### [ASSIGNED TASK]
Output each entry verbatim.

### [EXERCISE DATA]
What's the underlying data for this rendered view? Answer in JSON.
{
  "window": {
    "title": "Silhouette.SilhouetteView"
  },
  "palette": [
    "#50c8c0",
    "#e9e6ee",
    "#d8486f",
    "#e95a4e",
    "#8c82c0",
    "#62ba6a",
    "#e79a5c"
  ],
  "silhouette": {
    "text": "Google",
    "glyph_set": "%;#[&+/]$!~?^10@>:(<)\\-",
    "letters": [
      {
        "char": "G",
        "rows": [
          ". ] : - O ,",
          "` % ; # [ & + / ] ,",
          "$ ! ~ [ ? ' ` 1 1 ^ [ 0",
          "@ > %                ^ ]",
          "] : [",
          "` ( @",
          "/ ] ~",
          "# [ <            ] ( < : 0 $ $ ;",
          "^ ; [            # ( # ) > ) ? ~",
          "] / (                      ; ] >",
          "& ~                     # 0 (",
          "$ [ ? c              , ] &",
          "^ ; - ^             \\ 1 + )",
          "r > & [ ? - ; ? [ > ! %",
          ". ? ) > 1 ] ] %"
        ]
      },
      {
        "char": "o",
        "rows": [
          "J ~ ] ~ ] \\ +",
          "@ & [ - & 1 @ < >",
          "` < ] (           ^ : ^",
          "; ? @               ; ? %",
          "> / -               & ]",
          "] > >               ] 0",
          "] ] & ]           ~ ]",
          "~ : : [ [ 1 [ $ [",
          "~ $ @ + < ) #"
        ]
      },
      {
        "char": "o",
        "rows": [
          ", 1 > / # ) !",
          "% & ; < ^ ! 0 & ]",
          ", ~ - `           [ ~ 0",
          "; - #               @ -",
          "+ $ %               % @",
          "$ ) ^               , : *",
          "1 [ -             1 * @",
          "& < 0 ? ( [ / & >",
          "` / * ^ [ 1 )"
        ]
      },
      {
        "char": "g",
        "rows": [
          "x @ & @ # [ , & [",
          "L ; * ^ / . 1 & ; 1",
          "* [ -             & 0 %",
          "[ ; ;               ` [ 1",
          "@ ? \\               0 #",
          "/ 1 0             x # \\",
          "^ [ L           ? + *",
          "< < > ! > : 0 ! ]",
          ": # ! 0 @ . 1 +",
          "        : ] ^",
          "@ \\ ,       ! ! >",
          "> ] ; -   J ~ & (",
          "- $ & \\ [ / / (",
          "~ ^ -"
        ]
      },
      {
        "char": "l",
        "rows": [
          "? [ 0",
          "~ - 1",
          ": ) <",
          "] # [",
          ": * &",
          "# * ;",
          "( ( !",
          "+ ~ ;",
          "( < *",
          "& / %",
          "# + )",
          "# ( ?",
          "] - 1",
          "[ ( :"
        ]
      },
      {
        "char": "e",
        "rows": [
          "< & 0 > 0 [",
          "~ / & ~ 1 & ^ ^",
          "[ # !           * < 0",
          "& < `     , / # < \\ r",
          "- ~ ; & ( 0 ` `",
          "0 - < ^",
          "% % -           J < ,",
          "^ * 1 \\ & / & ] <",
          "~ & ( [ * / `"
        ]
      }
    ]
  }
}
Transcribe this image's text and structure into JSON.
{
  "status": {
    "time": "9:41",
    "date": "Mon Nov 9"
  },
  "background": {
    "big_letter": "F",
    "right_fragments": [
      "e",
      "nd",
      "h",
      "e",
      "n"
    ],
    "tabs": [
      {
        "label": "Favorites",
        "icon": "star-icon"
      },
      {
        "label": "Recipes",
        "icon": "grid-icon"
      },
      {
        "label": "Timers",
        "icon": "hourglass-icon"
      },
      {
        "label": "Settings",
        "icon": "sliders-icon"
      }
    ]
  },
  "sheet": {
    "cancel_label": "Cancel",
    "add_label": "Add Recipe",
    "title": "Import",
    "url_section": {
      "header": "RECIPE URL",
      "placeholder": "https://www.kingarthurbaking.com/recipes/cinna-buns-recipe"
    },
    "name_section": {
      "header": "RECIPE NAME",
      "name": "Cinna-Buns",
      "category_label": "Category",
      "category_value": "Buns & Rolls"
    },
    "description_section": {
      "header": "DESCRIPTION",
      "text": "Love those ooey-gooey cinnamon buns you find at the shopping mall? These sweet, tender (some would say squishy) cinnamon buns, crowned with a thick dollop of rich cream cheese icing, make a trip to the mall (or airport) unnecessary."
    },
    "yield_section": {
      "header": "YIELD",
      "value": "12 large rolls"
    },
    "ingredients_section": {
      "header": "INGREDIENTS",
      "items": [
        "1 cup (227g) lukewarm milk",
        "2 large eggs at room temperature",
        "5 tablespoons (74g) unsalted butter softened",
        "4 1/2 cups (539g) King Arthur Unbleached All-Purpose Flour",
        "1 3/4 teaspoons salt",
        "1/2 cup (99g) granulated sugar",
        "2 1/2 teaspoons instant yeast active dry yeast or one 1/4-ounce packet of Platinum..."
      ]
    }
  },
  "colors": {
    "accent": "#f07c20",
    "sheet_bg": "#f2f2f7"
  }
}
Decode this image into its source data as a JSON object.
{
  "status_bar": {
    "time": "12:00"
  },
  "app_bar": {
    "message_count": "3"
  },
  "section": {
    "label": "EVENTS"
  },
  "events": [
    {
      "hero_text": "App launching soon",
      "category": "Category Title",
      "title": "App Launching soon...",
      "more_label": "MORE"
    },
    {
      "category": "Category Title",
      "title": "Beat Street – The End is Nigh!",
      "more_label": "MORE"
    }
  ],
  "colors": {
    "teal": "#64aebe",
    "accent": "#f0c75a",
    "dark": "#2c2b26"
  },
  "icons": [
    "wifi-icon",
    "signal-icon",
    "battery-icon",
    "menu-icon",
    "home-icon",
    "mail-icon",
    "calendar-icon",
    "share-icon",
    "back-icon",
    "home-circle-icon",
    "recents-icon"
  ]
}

### [WRITTEN RESPONSE]
What's the underlying data for this rendered view? Answer in JSON.
{
  "window": {
    "title": "Silhouette.SilhouetteView"
  },
  "palette": [
    "#50c8c0",
    "#e9e6ee",
    "#d8486f",
    "#e95a4e",
    "#8c82c0",
    "#62ba6a",
    "#e79a5c"
  ],
  "silhouette": {
    "text": "Google",
    "glyph_set": "%;#[&+/]$!~?^10@>:(<)\\-",
    "letters": [
      {
        "char": "G",
        "rows": [
          ". ] : - O ,",
          "` % ; # [ & + / ] ,",
          "$ ! ~ [ ? ' ` 1 1 ^ [ 0",
          "@ > %                ^ ]",
          "] : [",
          "` ( @",
          "/ ] ~",
          "# [ <            ] ( < : 0 $ $ ;",
          "^ ; [            # ( # ) > ) ? ~",
          "] / (                      ; ] >",
          "& ~                     # 0 (",
          "$ [ ? c              , ] &",
          "^ ; - ^             \\ 1 + )",
          "r > & [ ? - ; ? [ > ! %",
          ". ? ) > 1 ] ] %"
        ]
      },
      {
        "char": "o",
        "rows": [
          "J ~ ] ~ ] \\ +",
          "@ & [ - & 1 @ < >",
          "` < ] (           ^ : ^",
          "; ? @               ; ? %",
          "> / -               & ]",
          "] > >               ] 0",
          "] ] & ]           ~ ]",
          "~ : : [ [ 1 [ $ [",
          "~ $ @ + < ) #"
        ]
      },
      {
        "char": "o",
        "rows": [
          ", 1 > / # ) !",
          "% & ; < ^ ! 0 & ]",
          ", ~ - `           [ ~ 0",
          "; - #               @ -",
          "+ $ %               % @",
          "$ ) ^               , : *",
          "1 [ -             1 * @",
          "& < 0 ? ( [ / & >",
          "` / * ^ [ 1 )"
        ]
      },
      {
        "char": "g",
        "rows": [
          "x @ & @ # [ , & [",
          "L ; * ^ / . 1 & ; 1",
          "* [ -             & 0 %",
          "[ ; ;               ` [ 1",
          "@ ? \\               0 #",
          "/ 1 0             x # \\",
          "^ [ L           ? + *",
          "< < > ! > : 0 ! ]",
          ": # ! 0 @ . 1 +",
          "        : ] ^",
          "@ \\ ,       ! ! >",
          "> ] ; -   J ~ & (",
          "- $ & \\ [ / / (",
          "~ ^ -"
        ]
      },
      {
        "char": "l",
        "rows": [
          "? [ 0",
          "~ - 1",
          ": ) <",
          "] # [",
          ": * &",
          "# * ;",
          "( ( !",
          "+ ~ ;",
          "( < *",
          "& / %",
          "# + )",
          "# ( ?",
          "] - 1",
          "[ ( :"
        ]
      },
      {
        "char": "e",
        "rows": [
          "< & 0 > 0 [",
          "~ / & ~ 1 & ^ ^",
          "[ # !           * < 0",
          "& < `     , / # < \\ r",
          "- ~ ; & ( 0 ` `",
          "0 - < ^",
          "% % -           J < ,",
          "^ * 1 \\ & / & ] <",
          "~ & ( [ * / `"
        ]
      }
    ]
  }
}
Transcribe this image's text and structure into JSON.
{
  "status": {
    "time": "9:41",
    "date": "Mon Nov 9"
  },
  "background": {
    "big_letter": "F",
    "right_fragments": [
      "e",
      "nd",
      "h",
      "e",
      "n"
    ],
    "tabs": [
      {
        "label": "Favorites",
        "icon": "star-icon"
      },
      {
        "label": "Recipes",
        "icon": "grid-icon"
      },
      {
        "label": "Timers",
        "icon": "hourglass-icon"
      },
      {
        "label": "Settings",
        "icon": "sliders-icon"
      }
    ]
  },
  "sheet": {
    "cancel_label": "Cancel",
    "add_label": "Add Recipe",
    "title": "Import",
    "url_section": {
      "header": "RECIPE URL",
      "placeholder": "https://www.kingarthurbaking.com/recipes/cinna-buns-recipe"
    },
    "name_section": {
      "header": "RECIPE NAME",
      "name": "Cinna-Buns",
      "category_label": "Category",
      "category_value": "Buns & Rolls"
    },
    "description_section": {
      "header": "DESCRIPTION",
      "text": "Love those ooey-gooey cinnamon buns you find at the shopping mall? These sweet, tender (some would say squishy) cinnamon buns, crowned with a thick dollop of rich cream cheese icing, make a trip to the mall (or airport) unnecessary."
    },
    "yield_section": {
      "header": "YIELD",
      "value": "12 large rolls"
    },
    "ingredients_section": {
      "header": "INGREDIENTS",
      "items": [
        "1 cup (227g) lukewarm milk",
        "2 large eggs at room temperature",
        "5 tablespoons (74g) unsalted butter softened",
        "4 1/2 cups (539g) King Arthur Unbleached All-Purpose Flour",
        "1 3/4 teaspoons salt",
        "1/2 cup (99g) granulated sugar",
        "2 1/2 teaspoons instant yeast active dry yeast or one 1/4-ounce packet of Platinum..."
      ]
    }
  },
  "colors": {
    "accent": "#f07c20",
    "sheet_bg": "#f2f2f7"
  }
}
Decode this image into its source data as a JSON object.
{
  "status_bar": {
    "time": "12:00"
  },
  "app_bar": {
    "message_count": "3"
  },
  "section": {
    "label": "EVENTS"
  },
  "events": [
    {
      "hero_text": "App launching soon",
      "category": "Category Title",
      "title": "App Launching soon...",
      "more_label": "MORE"
    },
    {
      "category": "Category Title",
      "title": "Beat Street – The End is Nigh!",
      "more_label": "MORE"
    }
  ],
  "colors": {
    "teal": "#64aebe",
    "accent": "#f0c75a",
    "dark": "#2c2b26"
  },
  "icons": [
    "wifi-icon",
    "signal-icon",
    "battery-icon",
    "menu-icon",
    "home-icon",
    "mail-icon",
    "calendar-icon",
    "share-icon",
    "back-icon",
    "home-circle-icon",
    "recents-icon"
  ]
}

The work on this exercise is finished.